Jon White, UK managing director of Turner & Townsend, looks behind the figures in its recent International Construction Market Survey, and at possible consequences in the London market.
This month Turner & Townsend’s International Construction Market Survey confirmed what many of us had suspected – construction costs in London are now among the highest in the world.
In fact at £2,283 per sq m, London’s average construction cost is second only to New York’s, which, at £2,372 per sq m, is the world’s highest.
The global research, which analysed input costs – such as labour and materials – and charted the average outturn cost per sq m for both commercial and residential projects, also found that overall costs in both London and New York are rising at 5% a year.

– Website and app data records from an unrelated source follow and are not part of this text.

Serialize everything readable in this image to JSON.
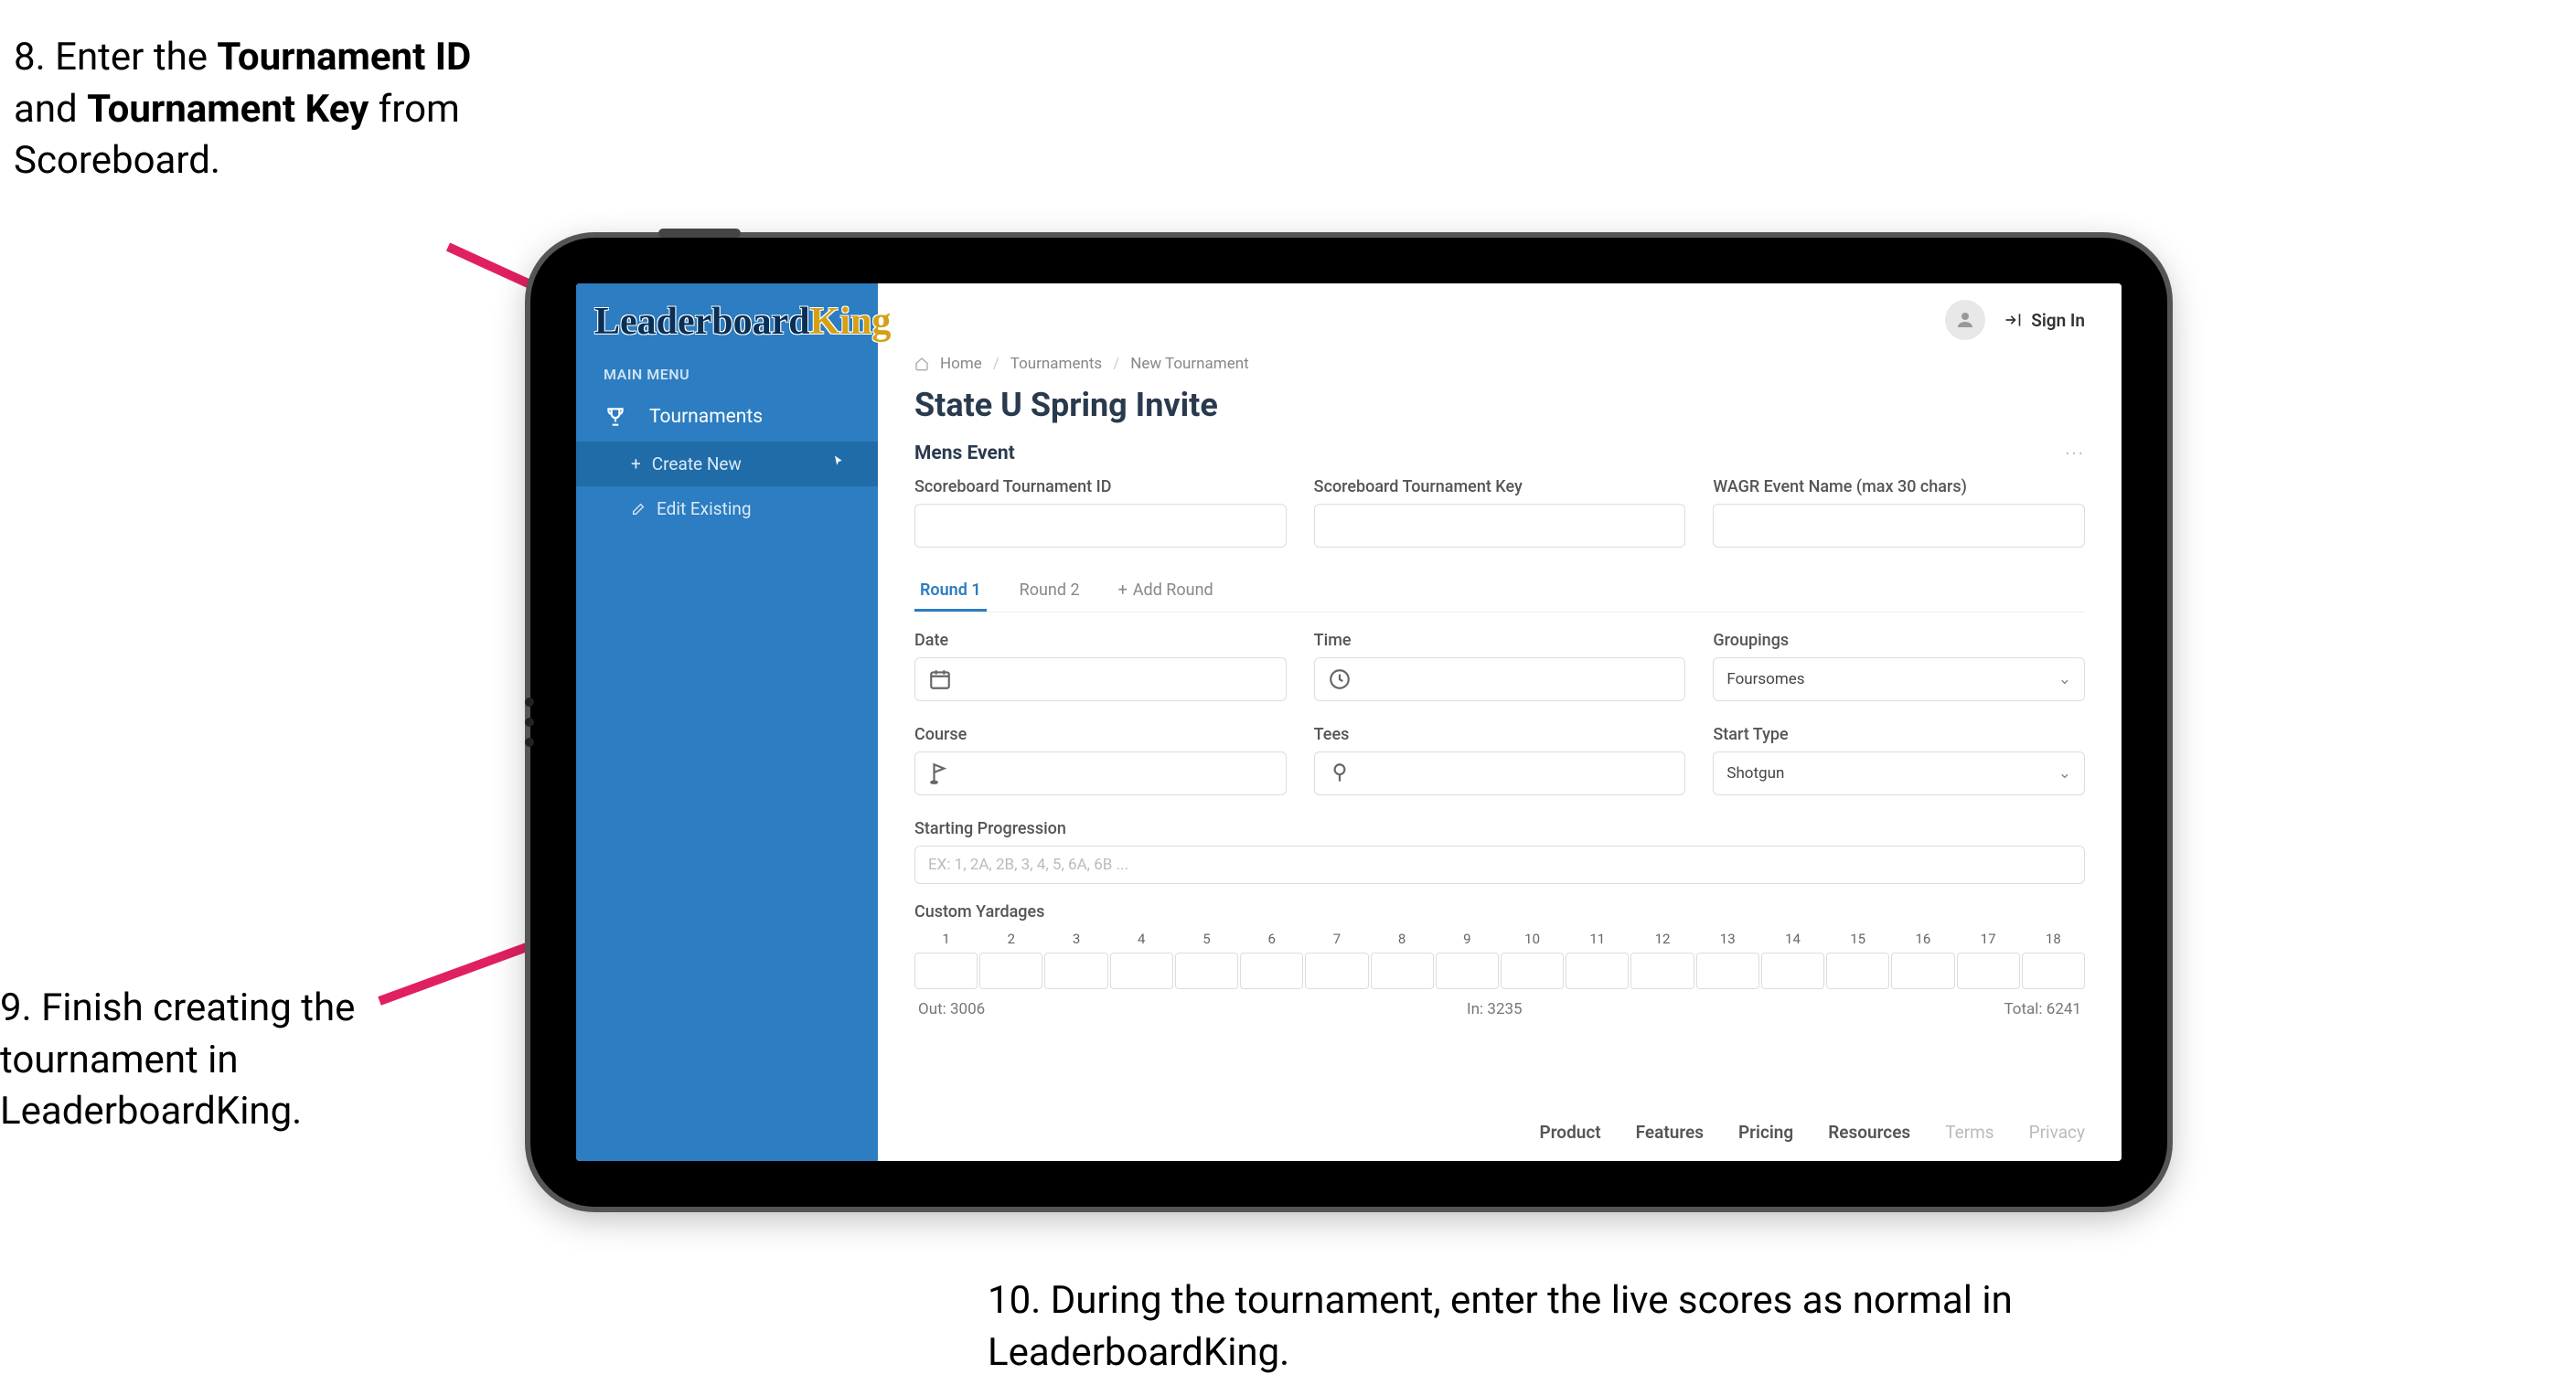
{
  "steps": {
    "s8_pre": "8. Enter the ",
    "s8_b1": "Tournament ID",
    "s8_mid": " and ",
    "s8_b2": "Tournament Key",
    "s8_post": " from Scoreboard.",
    "s9": "9. Finish creating the tournament in LeaderboardKing.",
    "s10": "10. During the tournament, enter the live scores as normal in LeaderboardKing."
  },
  "sidebar": {
    "logo_main": "Leaderboard",
    "logo_k": "King",
    "main_menu": "MAIN MENU",
    "tournaments": "Tournaments",
    "create_new": "Create New",
    "edit_existing": "Edit Existing"
  },
  "topbar": {
    "signin": "Sign In"
  },
  "breadcrumb": {
    "home": "Home",
    "tournaments": "Tournaments",
    "new": "New Tournament"
  },
  "page_title": "State U Spring Invite",
  "event_name": "Mens Event",
  "fields": {
    "tourn_id": "Scoreboard Tournament ID",
    "tourn_key": "Scoreboard Tournament Key",
    "wagr": "WAGR Event Name (max 30 chars)",
    "date": "Date",
    "time": "Time",
    "groupings": "Groupings",
    "groupings_val": "Foursomes",
    "course": "Course",
    "tees": "Tees",
    "start_type": "Start Type",
    "start_type_val": "Shotgun",
    "starting_prog": "Starting Progression",
    "starting_prog_ph": "EX: 1, 2A, 2B, 3, 4, 5, 6A, 6B ...",
    "custom_yardages": "Custom Yardages"
  },
  "tabs": {
    "r1": "Round 1",
    "r2": "Round 2",
    "add": "Add Round"
  },
  "holes": [
    "1",
    "2",
    "3",
    "4",
    "5",
    "6",
    "7",
    "8",
    "9",
    "10",
    "11",
    "12",
    "13",
    "14",
    "15",
    "16",
    "17",
    "18"
  ],
  "yardage_totals": {
    "out": "Out: 3006",
    "in": "In: 3235",
    "total": "Total: 6241"
  },
  "footer": {
    "product": "Product",
    "features": "Features",
    "pricing": "Pricing",
    "resources": "Resources",
    "terms": "Terms",
    "privacy": "Privacy"
  }
}
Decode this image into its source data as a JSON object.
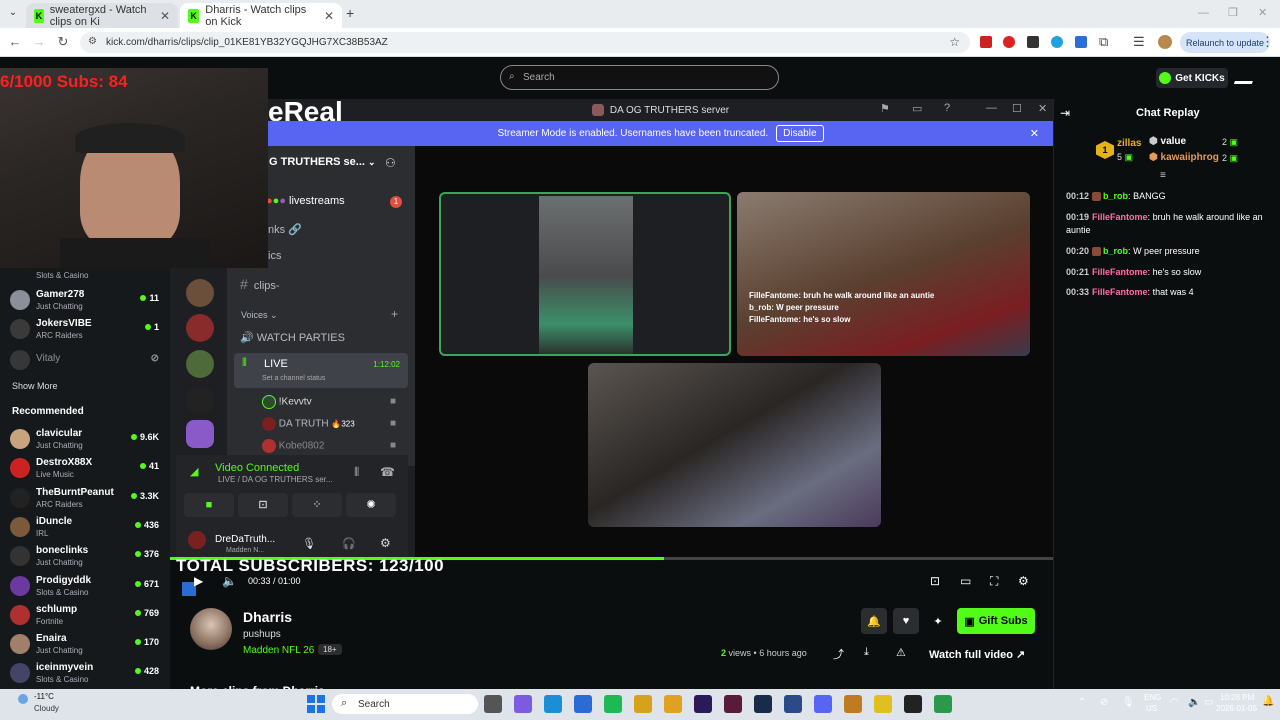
{
  "browser": {
    "tabs": [
      {
        "title": "sweatergxd - Watch clips on Ki",
        "active": false
      },
      {
        "title": "Dharris - Watch clips on Kick",
        "active": true
      }
    ],
    "new_tab": "+",
    "url": "kick.com/dharris/clips/clip_01KE81YB32YGQJHG7XC38B53AZ",
    "relaunch": "Relaunch to update"
  },
  "kick": {
    "search_placeholder": "Search",
    "get_kicks": "Get KICKs",
    "sidebar": {
      "following": [
        {
          "name": "",
          "category": "Slots & Casino",
          "viewers": ""
        },
        {
          "name": "Gamer278",
          "category": "Just Chatting",
          "viewers": "11"
        },
        {
          "name": "JokersVIBE",
          "category": "ARC Raiders",
          "viewers": "1"
        },
        {
          "name": "Vitaly",
          "category": "",
          "viewers": ""
        }
      ],
      "show_more": "Show More",
      "recommended_title": "Recommended",
      "recommended": [
        {
          "name": "clavicular",
          "category": "Just Chatting",
          "viewers": "9.6K",
          "color": "#c9a27e"
        },
        {
          "name": "DestroX88X",
          "category": "Live Music",
          "viewers": "41",
          "color": "#cc2222"
        },
        {
          "name": "TheBurntPeanut",
          "category": "ARC Raiders",
          "viewers": "3.3K",
          "color": "#222222"
        },
        {
          "name": "iDuncle",
          "category": "IRL",
          "viewers": "436",
          "color": "#7a5a3a"
        },
        {
          "name": "boneclinks",
          "category": "Just Chatting",
          "viewers": "376",
          "color": "#333333"
        },
        {
          "name": "Prodigyddk",
          "category": "Slots & Casino",
          "viewers": "671",
          "color": "#6a3aa0"
        },
        {
          "name": "schlump",
          "category": "Fortnite",
          "viewers": "769",
          "color": "#b03030"
        },
        {
          "name": "Enaira",
          "category": "Just Chatting",
          "viewers": "170",
          "color": "#a0806a"
        },
        {
          "name": "iceinmyvein",
          "category": "Slots & Casino",
          "viewers": "428",
          "color": "#444466"
        }
      ]
    },
    "overlay": {
      "cam_text": "6/1000 Subs: 84",
      "total_subs": "TOTAL SUBSCRIBERS: 123/100"
    },
    "discord": {
      "title": "DA OG TRUTHERS server",
      "brand_partial": "eReal_",
      "banner": "Streamer Mode is enabled. Usernames have been truncated.",
      "banner_btn": "Disable",
      "server_name": "G TRUTHERS se...",
      "channels": [
        "livestreams",
        "nks",
        "ics",
        "clips-"
      ],
      "channel_badge": "1",
      "voices_label": "Voices",
      "watch_parties": "WATCH PARTIES",
      "live_channel": "LIVE",
      "live_timer": "1:12:02",
      "live_status": "Set a channel status",
      "voice_users": [
        {
          "name": "!Kevvtv"
        },
        {
          "name": "DA TRUTH",
          "extra": "323"
        },
        {
          "name": "Kobe0802"
        }
      ],
      "video_connected": "Video Connected",
      "video_connected_sub": "LIVE / DA OG TRUTHERS ser...",
      "user_name": "DreDaTruth...",
      "user_sub": "Madden N...",
      "captions": [
        "FilleFantome: bruh he walk around like an auntie",
        "b_rob: W peer pressure",
        "FilleFantome: he's so slow"
      ]
    },
    "player": {
      "time": "00:33 / 01:00",
      "progress": 0.56
    },
    "chat": {
      "title": "Chat Replay",
      "leaders": [
        {
          "rank": "1",
          "name": "zillas",
          "count": "5"
        },
        {
          "name": "value",
          "count": "2"
        },
        {
          "name": "kawaiiphrog",
          "count": "2"
        }
      ],
      "messages": [
        {
          "time": "00:12",
          "user": "b_rob",
          "text": "BANGG",
          "color": "#53fc18"
        },
        {
          "time": "00:19",
          "user": "FilleFantome",
          "text": "bruh he walk around like an auntie",
          "color": "#ff6fa8"
        },
        {
          "time": "00:20",
          "user": "b_rob",
          "text": "W peer pressure",
          "color": "#53fc18"
        },
        {
          "time": "00:21",
          "user": "FilleFantome",
          "text": "he's so slow",
          "color": "#ff6fa8"
        },
        {
          "time": "00:33",
          "user": "FilleFantome",
          "text": "that was 4",
          "color": "#ff6fa8"
        }
      ]
    },
    "clip": {
      "streamer": "Dharris",
      "title": "pushups",
      "category": "Madden NFL 26",
      "rating": "18+",
      "views_num": "2",
      "views_word": "views",
      "age": "6 hours ago",
      "gift_subs": "Gift Subs",
      "watch_full": "Watch full video",
      "more_clips": "More clips from Dharris"
    }
  },
  "taskbar": {
    "weather_temp": "-11°C",
    "weather_desc": "Cloudy",
    "search": "Search",
    "lang": "ENG",
    "region": "US",
    "time": "10:28 PM",
    "date": "2026-01-05"
  },
  "colors": {
    "kick_green": "#53fc18",
    "discord_blurple": "#5865f2"
  }
}
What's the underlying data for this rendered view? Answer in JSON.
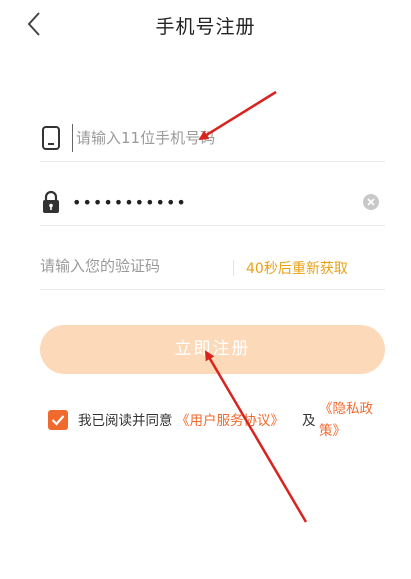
{
  "header": {
    "title": "手机号注册",
    "back_icon": "chevron-left-icon"
  },
  "form": {
    "phone": {
      "icon": "phone-icon",
      "placeholder": "请输入11位手机号码",
      "value": ""
    },
    "password": {
      "icon": "lock-icon",
      "value": "•••••••••••",
      "clear_icon": "clear-icon"
    },
    "code": {
      "placeholder": "请输入您的验证码",
      "value": "",
      "resend_label": "40秒后重新获取"
    },
    "submit_label": "立即注册"
  },
  "agreement": {
    "checked": true,
    "prefix": "我已阅读并同意",
    "service_link": "《用户服务协议》",
    "conjunction": "及",
    "privacy_link_part1": "《隐私政",
    "privacy_link_part2": "策》"
  },
  "colors": {
    "accent": "#f06a2f",
    "submit_bg": "#fcd9b8",
    "countdown": "#e8a21a",
    "annotation_arrow": "#d9231e"
  }
}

Unsurprisingly, London’s costs, and the rate at which they are rising, outstrip those in the rest of the UK. But in many ways it’s the comparison the report makes between London and New York that’s most instructive.
Both cities are enjoying similar property booms. £70bn is forecast to be spent on construction in New York during the next three years, compared to £62bn in London.
Both cities have powerful financial sectors and are seeing steady price inflation amid intense development in both commercial and residential property.
But London’s construction managers enjoy a huge labour cost advantage over their American counterparts. New York’s construction workers earn an average of £53 per hour, compared to the £32 earned by builders in London.
So it’s striking that despite having a workforce nearly 70% cheaper than New York’s, London’s overall cost of construction is just 4% lower.
Why London’s labour cost advantage isn’t more decisive
While London’s construction sector labour costs are the highest in the UK, and high by global standards, they are substantially lower than those in New York.
The research found that a “ready supply” of construction workers from other EU countries has helped to limit wage increases in the capital.
By contrast it concluded that in New York labour is heavily unionised on large projects, with trade unions currently enjoying a resurgence of strength given the volume of work.
Despite its high cost, New York’s labour force is highly productive – weekend working is commonplace and contractors have a more efficient approach to logistics.
So while it is more expensive than London’s workforce, New York’s labour force is more productive.
Labour costs account for around 40% of overall construction costs in London, so while wages are an important element, London’s overall construction costs are being driven up by a matrix of different factors – from raw materials to the cost of getting equipment onto sites with restricted access.
The risks of overstretch
With the capital’s new-build housing sector – and particularly the high-end residential market – seeing extraordinary rates of growth, demand is outstripping supply in several areas.
As a result, contractors are being very selective about the projects they take on, and tender pricing has become volatile.
Most Tier 1 contractors are now declining single-stage projects to minimise tender costs and risk. Even on two-stage projects, clients and project managers need to engage with the supply chain early to explore their interest, and demonstrate that projects have been de-risked.
Many contractors are experiencing skills shortages as they seek to ramp up capability quickly to meet surging demand.
All of this is stretching the supply chain, which ultimately won’t just lead to rising prices – there’s a danger it could also cause quality issues and missed deadlines.
This is why it has become critical for developers to mitigate these risks by seeking early advice on market appetite, and the most suitable contract terms and conditions to use when procuring.
As a result project managers are set to be more in demand, and under greater scrutiny than ever.